Skyhook is a wonderful comic villain and his character makes the show's main flaw all the more apparent: the space kidettes themselves are bland and boring. They're almost straight men (or, straight kids) to the over-the-top and often hilarious villain. When the kids are on the screen the show slows down considerably, and only picks up when their antagonists trap is sprung.
The fact that these are edited episodes isn't as big of a problem as I originally thought it would be. Occasionally a minor plot device's introduction will be left out or some other small flaw in the story telling will crop up, but these abbreviated episodes actually tell the stories pretty well and may even be an improvement on the original. I don't have any full episodes to compare these with but I suspect that in the original version there was a lot of padding and more scenes with the not-so-interesting kidettes themselves. As it is, these shorter installments pack in a lot of jokes without much down time.
The second half of each episode, Young Samson, has been a favorite cartoon of mine since I first saw it during the original run. It has everything my six-year-old self wanted: action, monsters, and a very cool side-kick. Samson is a clean-cut teenage boy who rides around the country (and the world) on his motor scooter (no motorcycle for him. He's not a hoodlum!) with his trusty canine companion Goliath sitting on the back. Where ever he goes he finds some robot, monster, witch doctor, alien, or ancient curse afflicting the locals. Being a kind-hearted kid, Samson investigates and always runs into trouble. Don't worry though, all he has to do is clash his wristbands over his head and he'll transform into a mighty superhero. Not only does he become brawny, but his voice deepens and starts to echo! As if that wasn't enough, touching his wristbands together for a second time while pointing them at his dog turns Goliath into a huge lion; one that can fly and shoot lasers from his eyes.
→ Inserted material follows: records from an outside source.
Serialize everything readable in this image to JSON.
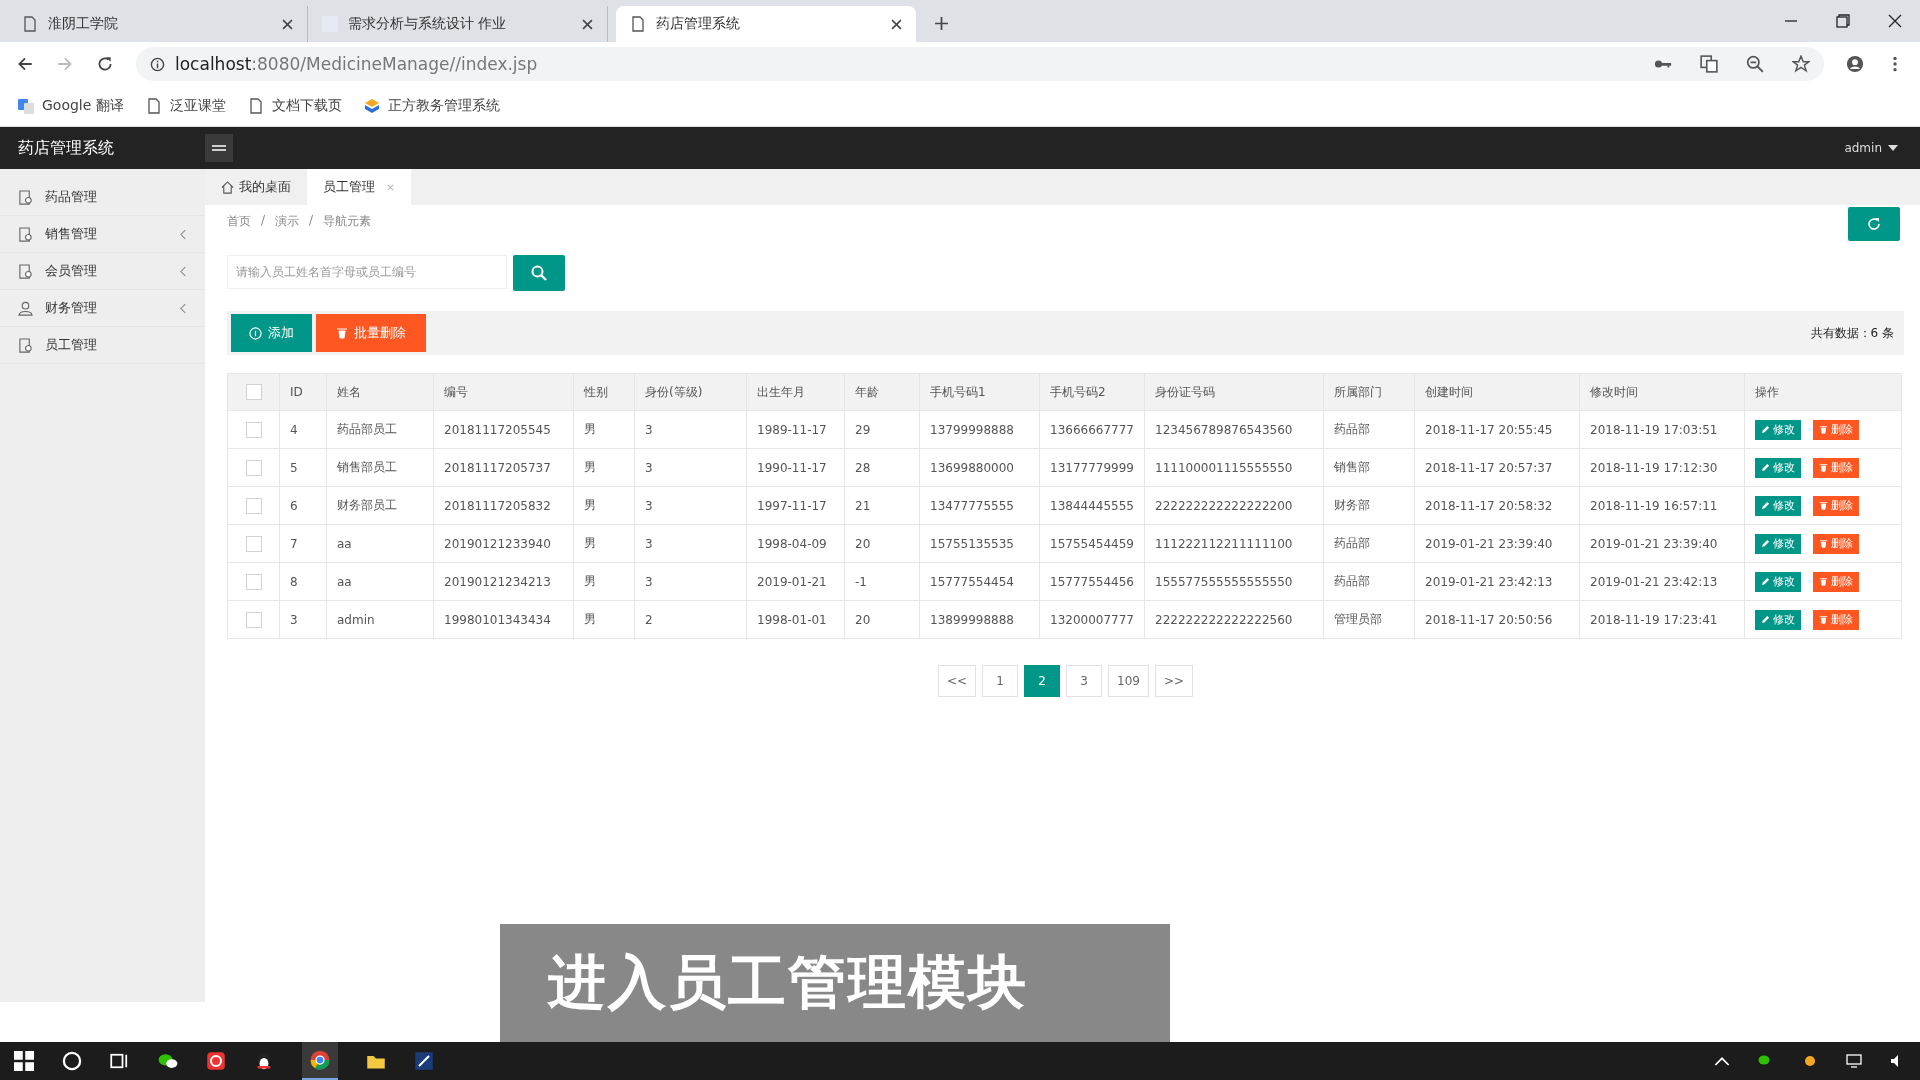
{
  "browser": {
    "tabs": [
      {
        "title": "淮阴工学院",
        "selected": false,
        "kind": "page"
      },
      {
        "title": "需求分析与系统设计  作业",
        "selected": false,
        "kind": "site"
      },
      {
        "title": "药店管理系统",
        "selected": true,
        "kind": "page"
      }
    ],
    "address": {
      "host": "localhost",
      "rest": ":8080/MedicineManage//index.jsp"
    },
    "bookmarks": [
      {
        "label": "Google 翻译",
        "kind": "translate"
      },
      {
        "label": "泛亚课堂",
        "kind": "page"
      },
      {
        "label": "文档下载页",
        "kind": "page"
      },
      {
        "label": "正方教务管理系统",
        "kind": "site"
      }
    ]
  },
  "app": {
    "title": "药店管理系统",
    "user": "admin",
    "sidebar": [
      {
        "label": "药品管理",
        "kind": "document",
        "expandable": false
      },
      {
        "label": "销售管理",
        "kind": "document",
        "expandable": true
      },
      {
        "label": "会员管理",
        "kind": "document",
        "expandable": true
      },
      {
        "label": "财务管理",
        "kind": "person",
        "expandable": true
      },
      {
        "label": "员工管理",
        "kind": "document",
        "expandable": false
      }
    ],
    "tabs": [
      {
        "label": "我的桌面",
        "selected": false,
        "kind": "home"
      },
      {
        "label": "员工管理",
        "selected": true,
        "kind": "closable"
      }
    ],
    "breadcrumb": [
      {
        "label": "首页"
      },
      {
        "separator": "/",
        "label": "演示"
      },
      {
        "separator": "/",
        "label": "导航元素"
      }
    ],
    "search": {
      "placeholder": "请输入员工姓名首字母或员工编号"
    },
    "toolbar": {
      "add": "添加",
      "batch_delete": "批量删除",
      "total": "共有数据：6 条"
    },
    "table": {
      "select_all_checked": false,
      "columns": [
        "ID",
        "姓名",
        "编号",
        "性别",
        "身份(等级)",
        "出生年月",
        "年龄",
        "手机号码1",
        "手机号码2",
        "身份证号码",
        "所属部门",
        "创建时间",
        "修改时间",
        "操作"
      ],
      "rows": [
        {
          "checked": false,
          "edit": "修改",
          "delete": "删除",
          "cells": [
            "4",
            "药品部员工",
            "20181117205545",
            "男",
            "3",
            "1989-11-17",
            "29",
            "13799998888",
            "13666667777",
            "123456789876543560",
            "药品部",
            "2018-11-17 20:55:45",
            "2018-11-19 17:03:51"
          ]
        },
        {
          "checked": false,
          "edit": "修改",
          "delete": "删除",
          "cells": [
            "5",
            "销售部员工",
            "20181117205737",
            "男",
            "3",
            "1990-11-17",
            "28",
            "13699880000",
            "13177779999",
            "111100001115555550",
            "销售部",
            "2018-11-17 20:57:37",
            "2018-11-19 17:12:30"
          ]
        },
        {
          "checked": false,
          "edit": "修改",
          "delete": "删除",
          "cells": [
            "6",
            "财务部员工",
            "20181117205832",
            "男",
            "3",
            "1997-11-17",
            "21",
            "13477775555",
            "13844445555",
            "222222222222222200",
            "财务部",
            "2018-11-17 20:58:32",
            "2018-11-19 16:57:11"
          ]
        },
        {
          "checked": false,
          "edit": "修改",
          "delete": "删除",
          "cells": [
            "7",
            "aa",
            "20190121233940",
            "男",
            "3",
            "1998-04-09",
            "20",
            "15755135535",
            "15755454459",
            "111222112211111100",
            "药品部",
            "2019-01-21 23:39:40",
            "2019-01-21 23:39:40"
          ]
        },
        {
          "checked": false,
          "edit": "修改",
          "delete": "删除",
          "cells": [
            "8",
            "aa",
            "20190121234213",
            "男",
            "3",
            "2019-01-21",
            "-1",
            "15777554454",
            "15777554456",
            "155577555555555550",
            "药品部",
            "2019-01-21 23:42:13",
            "2019-01-21 23:42:13"
          ]
        },
        {
          "checked": false,
          "edit": "修改",
          "delete": "删除",
          "cells": [
            "3",
            "admin",
            "19980101343434",
            "男",
            "2",
            "1998-01-01",
            "20",
            "13899998888",
            "13200007777",
            "222222222222222560",
            "管理员部",
            "2018-11-17 20:50:56",
            "2018-11-19 17:23:41"
          ]
        }
      ]
    },
    "pagination": [
      {
        "label": "<<",
        "selected": false
      },
      {
        "label": "1",
        "selected": false
      },
      {
        "label": "2",
        "selected": true
      },
      {
        "label": "3",
        "selected": false
      },
      {
        "label": "109",
        "selected": false
      },
      {
        "label": ">>",
        "selected": false
      }
    ]
  },
  "caption": "进入员工管理模块"
}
How cool is that?!? Yes, I spent many a summer afternoon in my backyard clanging my mother's old bracelets together crying "I need Samson power!" and then turning my old beloved mutt Mugsy into a giant, flying, laser-shooting lion. At least in my mind.
This show is very reminiscent of Johnny Quest. They use the same style of animation and the exact same incidental music for much of the show. While I really liked JQ, and still do, my younger self always thought Young Samson was the superior show. That's because it was beautifully simplistic and to the point. Every show starts out introducing the villain/monster, usually by having it attack some isolated village. Samson arrives, finds out that there's trouble, and we're off and running. There are not any long scenes where people talk or develop characters or any of that motivation stuff. Just straight to the action.
Even today I find the show fun and exciting. Yes the plots are pretty basic and tend to run together but the show has a lot of energy. There are exploding volcanoes, space ships, dinosaurs, giant robots, etc, etc. With all this going on, it's easy to look past the show's lack of depth.
All 20 episodes of this syndicated amalgam are presented on four DVD-R discs. The discs come in a single-width case with full art.
The mono soundtrack is about what you'd expect from a kid's cartoon from the 60's. The range isn't very wide, and the highs are clipped, but the dialog is easy to discern and there isn't any significant background noise.
Like the audio, the full-frame video is about average. There's a little aliasing, most notable in the backgrounds, but the lines are generally tight and there is minimal print damage.
As with all Warner Archives releases, this set has no extras.
This was a fun set, especially for someone who grew up with these cartoons. While the Space Kidettes are a bit silly and lifeless, Young Samson is still an exciting adventure show that has aged rather well. Together these make for an enjoyable half hour show. Highly Recommended.